• Requirement: Identify all lines in the data containing the string "Salvar". Copy them out.

• Records supplied:
= = = =

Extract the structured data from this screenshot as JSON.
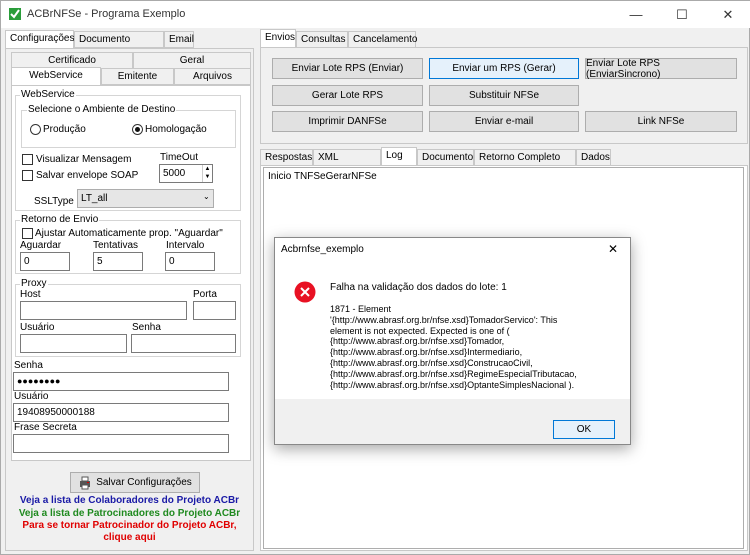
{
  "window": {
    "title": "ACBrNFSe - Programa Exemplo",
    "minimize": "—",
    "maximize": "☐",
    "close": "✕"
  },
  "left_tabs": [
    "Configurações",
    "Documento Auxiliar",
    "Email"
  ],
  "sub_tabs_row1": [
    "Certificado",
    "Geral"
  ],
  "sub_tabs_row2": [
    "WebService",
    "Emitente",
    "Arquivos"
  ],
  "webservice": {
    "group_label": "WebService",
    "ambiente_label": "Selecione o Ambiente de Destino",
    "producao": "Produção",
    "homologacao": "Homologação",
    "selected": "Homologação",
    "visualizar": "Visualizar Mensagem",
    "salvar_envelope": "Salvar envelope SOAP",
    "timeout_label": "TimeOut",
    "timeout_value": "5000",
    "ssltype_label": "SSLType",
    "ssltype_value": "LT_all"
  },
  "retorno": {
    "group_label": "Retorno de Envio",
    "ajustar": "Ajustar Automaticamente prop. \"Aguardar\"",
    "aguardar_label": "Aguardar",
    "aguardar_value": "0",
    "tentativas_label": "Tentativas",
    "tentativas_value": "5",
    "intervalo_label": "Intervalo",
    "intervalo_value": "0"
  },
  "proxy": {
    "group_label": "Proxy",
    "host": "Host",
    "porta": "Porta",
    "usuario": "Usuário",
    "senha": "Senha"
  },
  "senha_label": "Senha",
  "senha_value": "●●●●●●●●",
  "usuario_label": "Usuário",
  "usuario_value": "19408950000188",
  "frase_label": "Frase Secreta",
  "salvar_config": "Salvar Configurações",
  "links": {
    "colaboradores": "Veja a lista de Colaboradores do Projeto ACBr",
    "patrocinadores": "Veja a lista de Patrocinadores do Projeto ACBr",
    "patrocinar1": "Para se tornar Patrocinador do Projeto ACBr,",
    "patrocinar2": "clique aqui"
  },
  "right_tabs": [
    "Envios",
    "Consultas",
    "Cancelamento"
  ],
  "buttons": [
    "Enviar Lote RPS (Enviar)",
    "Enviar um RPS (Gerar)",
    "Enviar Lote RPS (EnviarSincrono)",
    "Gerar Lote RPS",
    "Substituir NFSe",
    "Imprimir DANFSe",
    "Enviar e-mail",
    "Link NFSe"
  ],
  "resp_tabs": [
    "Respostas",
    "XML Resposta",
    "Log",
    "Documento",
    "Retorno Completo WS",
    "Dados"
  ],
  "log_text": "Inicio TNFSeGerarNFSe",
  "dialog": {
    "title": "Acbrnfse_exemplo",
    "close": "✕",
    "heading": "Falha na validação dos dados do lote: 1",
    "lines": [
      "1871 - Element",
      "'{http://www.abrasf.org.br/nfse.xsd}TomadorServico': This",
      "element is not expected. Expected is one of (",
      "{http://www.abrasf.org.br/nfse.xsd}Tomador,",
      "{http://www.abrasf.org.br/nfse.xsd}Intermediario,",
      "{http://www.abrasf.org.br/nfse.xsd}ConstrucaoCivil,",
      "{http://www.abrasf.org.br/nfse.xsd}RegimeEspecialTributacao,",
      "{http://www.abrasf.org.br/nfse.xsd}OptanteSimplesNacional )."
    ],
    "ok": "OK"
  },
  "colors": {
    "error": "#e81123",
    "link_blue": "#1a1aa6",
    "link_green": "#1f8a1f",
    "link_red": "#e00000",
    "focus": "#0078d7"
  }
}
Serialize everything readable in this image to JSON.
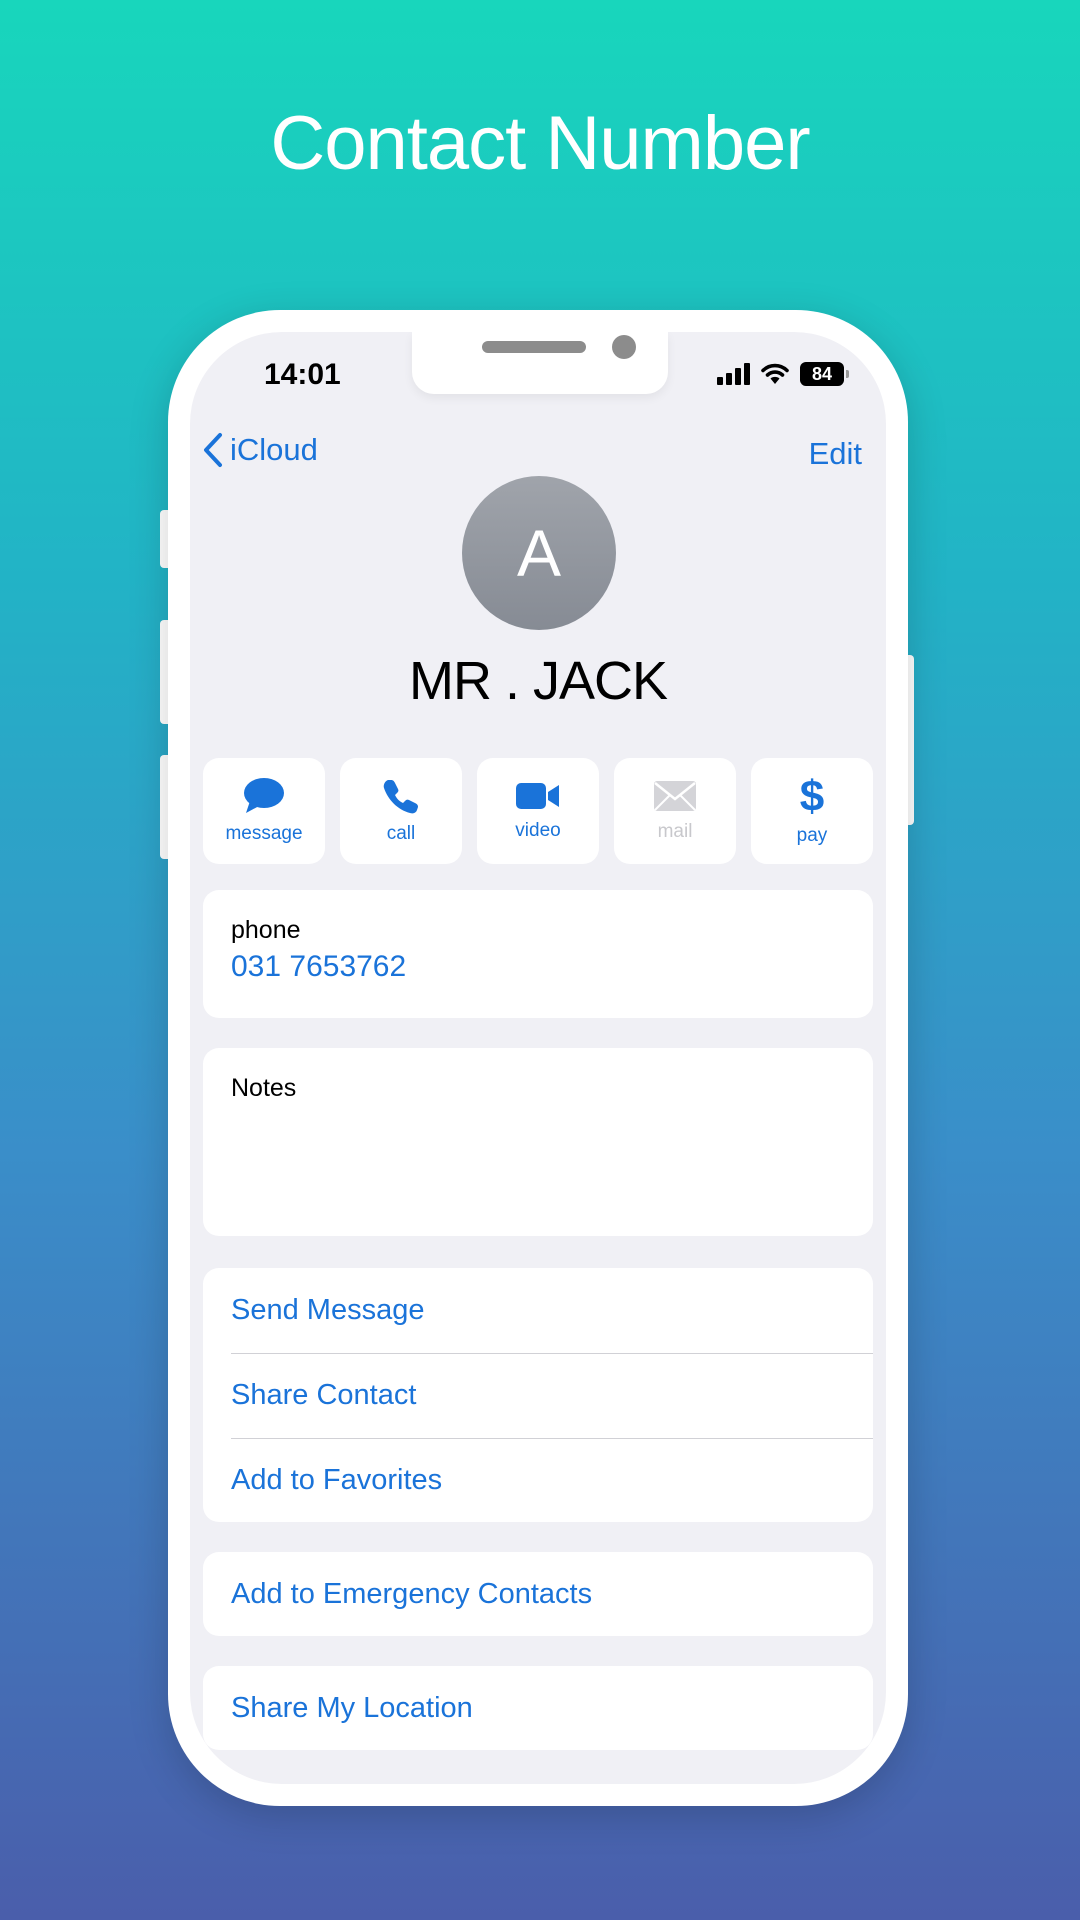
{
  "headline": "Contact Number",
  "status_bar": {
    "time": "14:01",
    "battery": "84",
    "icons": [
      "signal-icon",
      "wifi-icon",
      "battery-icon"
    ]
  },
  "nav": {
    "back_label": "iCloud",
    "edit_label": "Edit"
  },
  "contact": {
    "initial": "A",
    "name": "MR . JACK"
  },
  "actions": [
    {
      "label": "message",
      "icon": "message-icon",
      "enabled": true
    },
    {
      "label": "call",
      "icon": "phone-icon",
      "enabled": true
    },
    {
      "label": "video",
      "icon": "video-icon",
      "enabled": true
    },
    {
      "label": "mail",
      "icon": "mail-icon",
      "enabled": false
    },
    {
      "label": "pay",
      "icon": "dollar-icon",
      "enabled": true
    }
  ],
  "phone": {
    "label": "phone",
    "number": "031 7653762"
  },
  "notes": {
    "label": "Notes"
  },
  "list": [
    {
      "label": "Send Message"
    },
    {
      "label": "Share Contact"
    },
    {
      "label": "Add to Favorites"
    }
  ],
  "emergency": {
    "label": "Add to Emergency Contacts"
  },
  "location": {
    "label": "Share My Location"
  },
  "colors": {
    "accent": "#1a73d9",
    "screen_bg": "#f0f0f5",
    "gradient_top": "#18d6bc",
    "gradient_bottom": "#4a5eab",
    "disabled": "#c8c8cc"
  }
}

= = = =

• Answer space:
    "salvar_envelope": "Salvar envelope SOAP",
  "salvar_config": "Salvar Configurações",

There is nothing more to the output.